Source data –
____________________

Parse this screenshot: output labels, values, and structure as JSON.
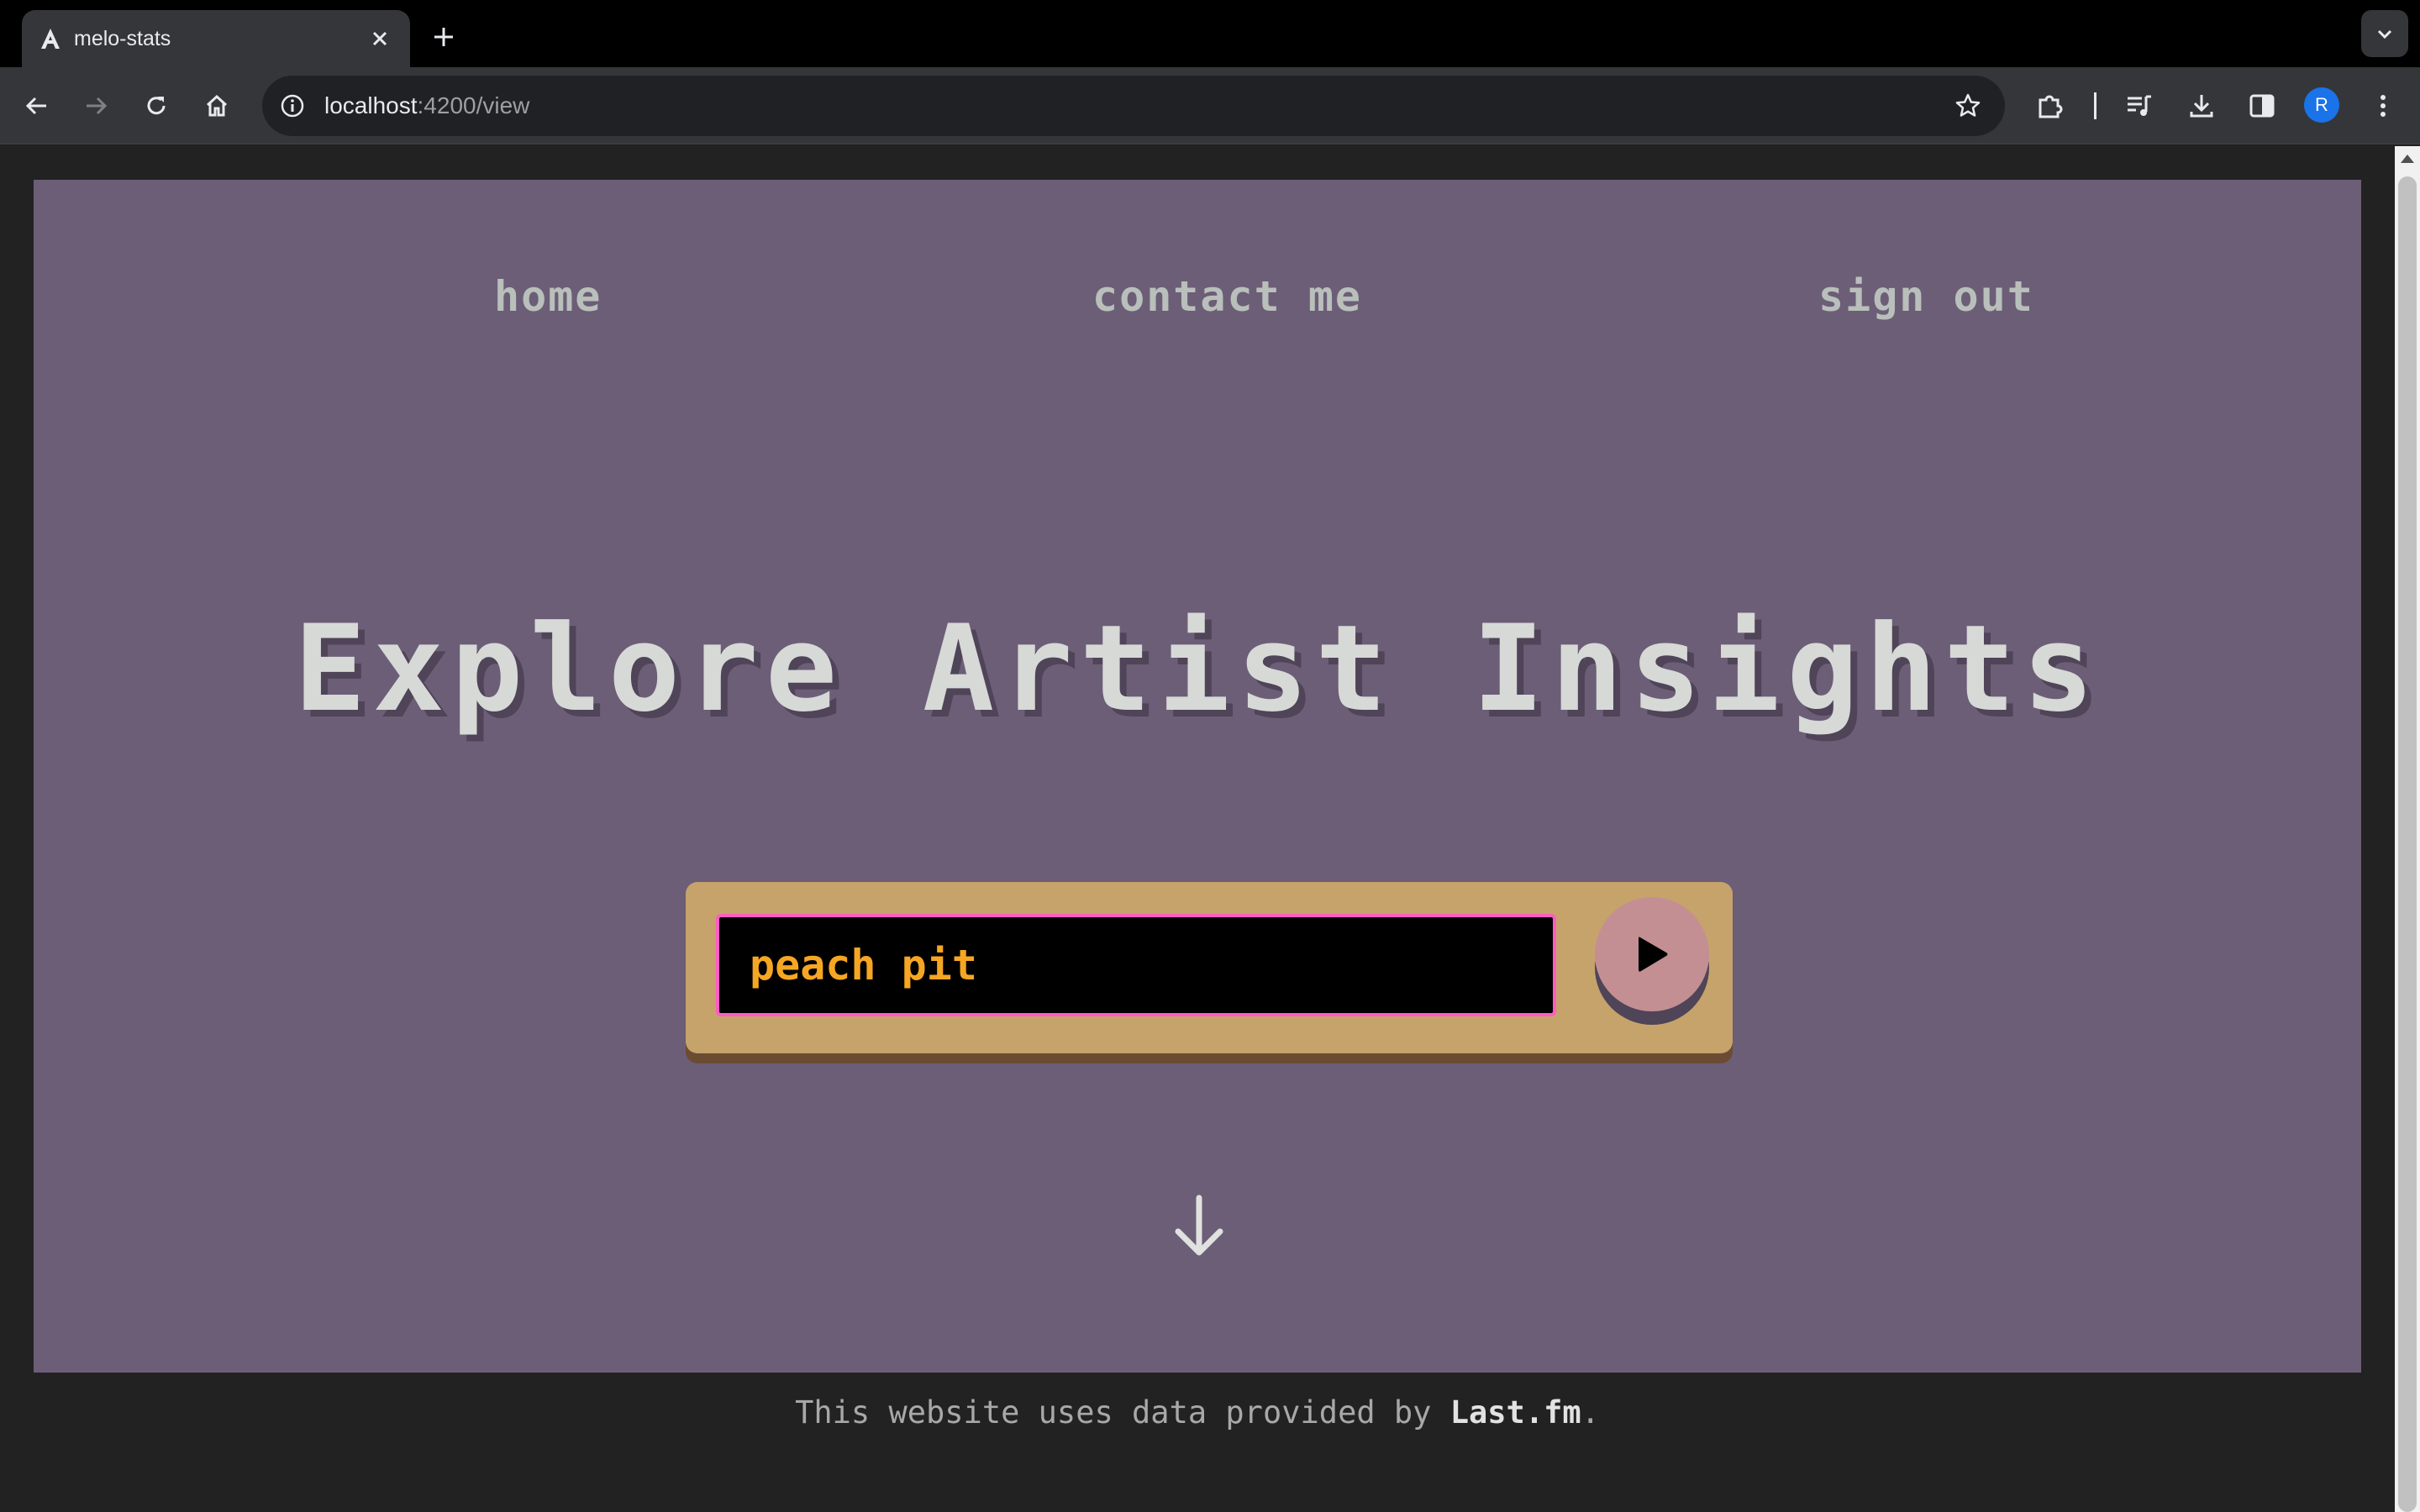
{
  "browser": {
    "tab_title": "melo-stats",
    "url_host": "localhost",
    "url_rest": ":4200/view",
    "profile_initial": "R",
    "icons": [
      "angular-icon",
      "close-icon",
      "plus-icon",
      "chevron-down-icon",
      "back-icon",
      "forward-icon",
      "reload-icon",
      "home-icon",
      "info-icon",
      "star-icon",
      "extensions-icon",
      "media-icon",
      "download-icon",
      "sidepanel-icon",
      "menu-icon"
    ]
  },
  "nav": {
    "home": "home",
    "contact": "contact me",
    "signout": "sign out"
  },
  "hero": {
    "title": "Explore Artist Insights",
    "search_value": "peach pit"
  },
  "footer": {
    "prefix": "This website uses data provided by ",
    "link": "Last.fm",
    "suffix": "."
  },
  "colors": {
    "page_bg": "#222222",
    "hero_bg": "#6c5e77",
    "panel": "#c6a36b",
    "input_text": "#f5a623",
    "input_border": "#ff5cc4",
    "play_button": "#c38f93"
  }
}
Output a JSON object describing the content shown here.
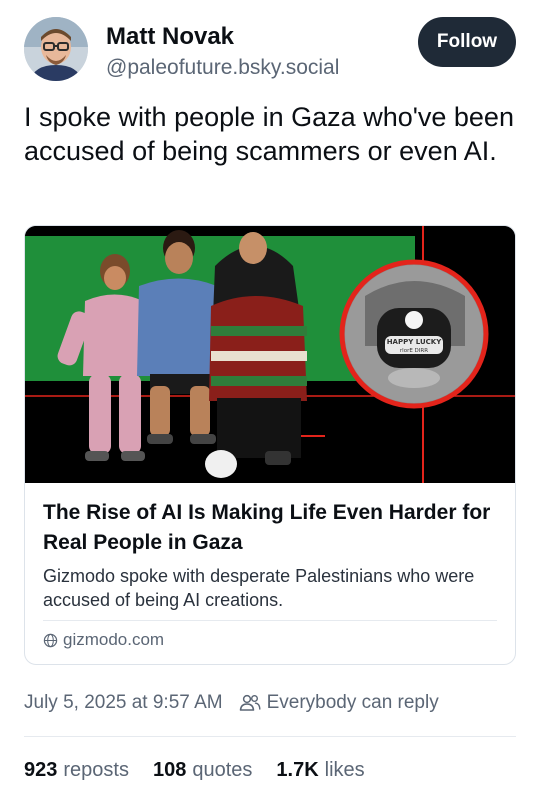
{
  "author": {
    "display_name": "Matt Novak",
    "handle": "@paleofuture.bsky.social"
  },
  "follow_label": "Follow",
  "post": {
    "text": "I spoke with people in Gaza who've been accused of being scammers or even AI."
  },
  "link_card": {
    "image_badge_text_1": "HAPPY LUCKY",
    "image_badge_text_2": "rlorE DIRR",
    "title": "The Rise of AI Is Making Life Even Harder for Real People in Gaza",
    "description": "Gizmodo spoke with desperate Palestinians who were accused of being AI creations.",
    "domain": "gizmodo.com"
  },
  "meta": {
    "timestamp": "July 5, 2025 at 9:57 AM",
    "reply_setting": "Everybody can reply"
  },
  "stats": {
    "reposts_count": "923",
    "reposts_label": "reposts",
    "quotes_count": "108",
    "quotes_label": "quotes",
    "likes_count": "1.7K",
    "likes_label": "likes"
  },
  "colors": {
    "follow_bg": "#1f2a37",
    "muted_text": "#5b6675",
    "image_green": "#1f8f3a",
    "image_red": "#e3241b"
  }
}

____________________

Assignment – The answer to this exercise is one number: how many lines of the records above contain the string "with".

Exercise response – 2